(Beginning of Exercise data)

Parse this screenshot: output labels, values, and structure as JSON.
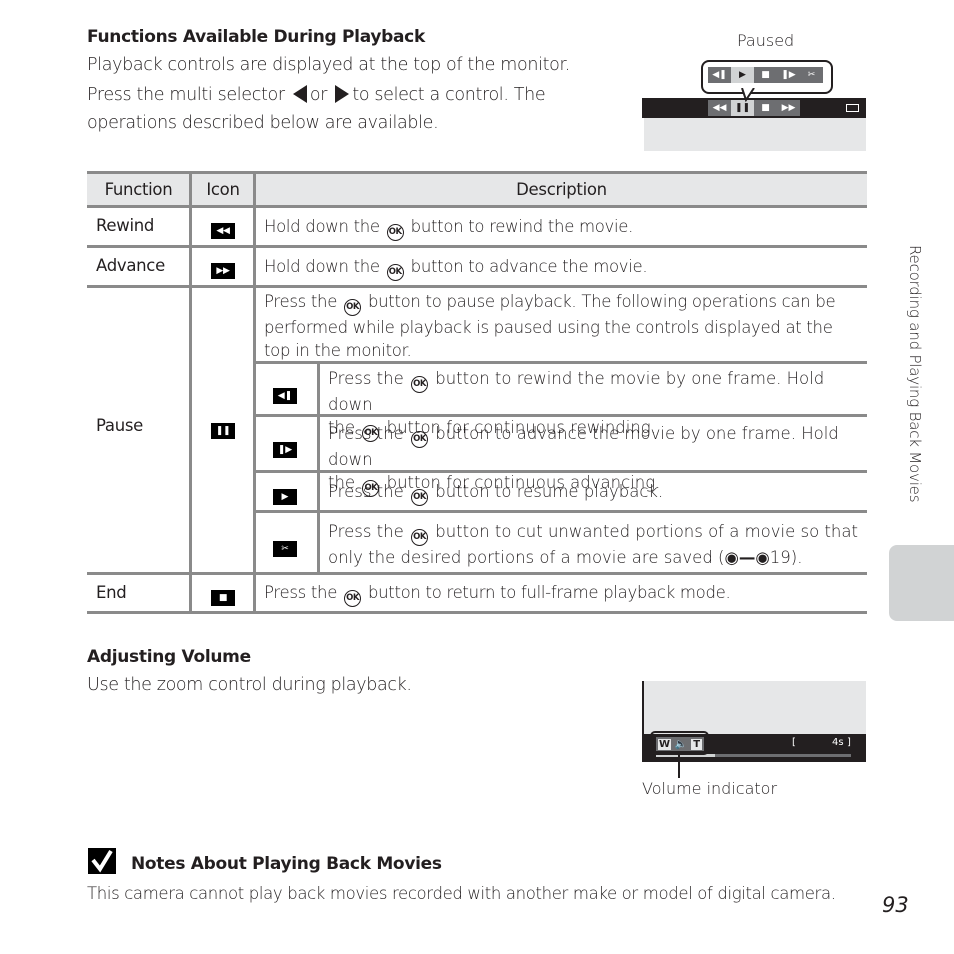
{
  "section1": {
    "heading": "Functions Available During Playback",
    "line1": "Playback controls are displayed at the top of the monitor.",
    "line2_pre": "Press the multi selector",
    "line2_or": "or",
    "line2_post": "to select a control. The",
    "line3": "operations described below are available.",
    "left_arrow_icon": "multi-selector-left",
    "right_arrow_icon": "multi-selector-right"
  },
  "illustration_top": {
    "label": "Paused",
    "popup_controls": [
      "frame-rewind",
      "play",
      "stop",
      "frame-advance",
      "cut"
    ],
    "popup_selected_index": 1,
    "bar_controls": [
      "rewind",
      "pause",
      "stop",
      "advance"
    ],
    "bar_selected_index": 1,
    "battery_icon": "battery-icon"
  },
  "table": {
    "headers": [
      "Function",
      "Icon",
      "Description"
    ],
    "ok_label": "OK",
    "rows": [
      {
        "function": "Rewind",
        "icon": "rewind",
        "desc_pre": "Hold down the",
        "desc_post": "button to rewind the movie."
      },
      {
        "function": "Advance",
        "icon": "advance",
        "desc_pre": "Hold down the",
        "desc_post": "button to advance the movie."
      },
      {
        "function": "Pause",
        "icon": "pause",
        "desc_pre": "Press the",
        "desc_post": "button to pause playback. The following operations can be performed while playback is paused using the controls displayed at the top in the monitor.",
        "sub": [
          {
            "icon": "frame-rewind",
            "l1_pre": "Press the",
            "l1_post": "button to rewind the movie by one frame. Hold down",
            "l2_pre": "the",
            "l2_post": "button for continuous rewinding."
          },
          {
            "icon": "frame-advance",
            "l1_pre": "Press the",
            "l1_post": "button to advance the movie by one frame. Hold down",
            "l2_pre": "the",
            "l2_post": "button for continuous advancing."
          },
          {
            "icon": "play",
            "l1_pre": "Press the",
            "l1_post": "button to resume playback.",
            "l2_pre": "",
            "l2_post": ""
          },
          {
            "icon": "cut",
            "l1_pre": "Press the",
            "l1_post": "button to cut unwanted portions of a movie so that",
            "l2_pre": "only the desired portions of a movie are saved (",
            "l2_ref": "19",
            "l2_post": ")."
          }
        ]
      },
      {
        "function": "End",
        "icon": "stop",
        "desc_pre": "Press the",
        "desc_post": "button to return to full-frame playback mode."
      }
    ]
  },
  "section2": {
    "heading": "Adjusting Volume",
    "text": "Use the zoom control during playback."
  },
  "illustration_bottom": {
    "w_label": "W",
    "t_label": "T",
    "time_open": "[",
    "time_value": "4s",
    "time_close": "]",
    "progress": 0.3,
    "callout": "Volume indicator"
  },
  "notes": {
    "heading": "Notes About Playing Back Movies",
    "text": "This camera cannot play back movies recorded with another make or model of digital camera."
  },
  "side": {
    "label": "Recording and Playing Back Movies"
  },
  "page_number": "93"
}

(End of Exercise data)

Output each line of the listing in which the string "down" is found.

**Solution:**
        "desc_pre": "Hold down the",
        "desc_pre": "Hold down the",
            "l1_post": "button to rewind the movie by one frame. Hold down",
            "l1_post": "button to advance the movie by one frame. Hold down",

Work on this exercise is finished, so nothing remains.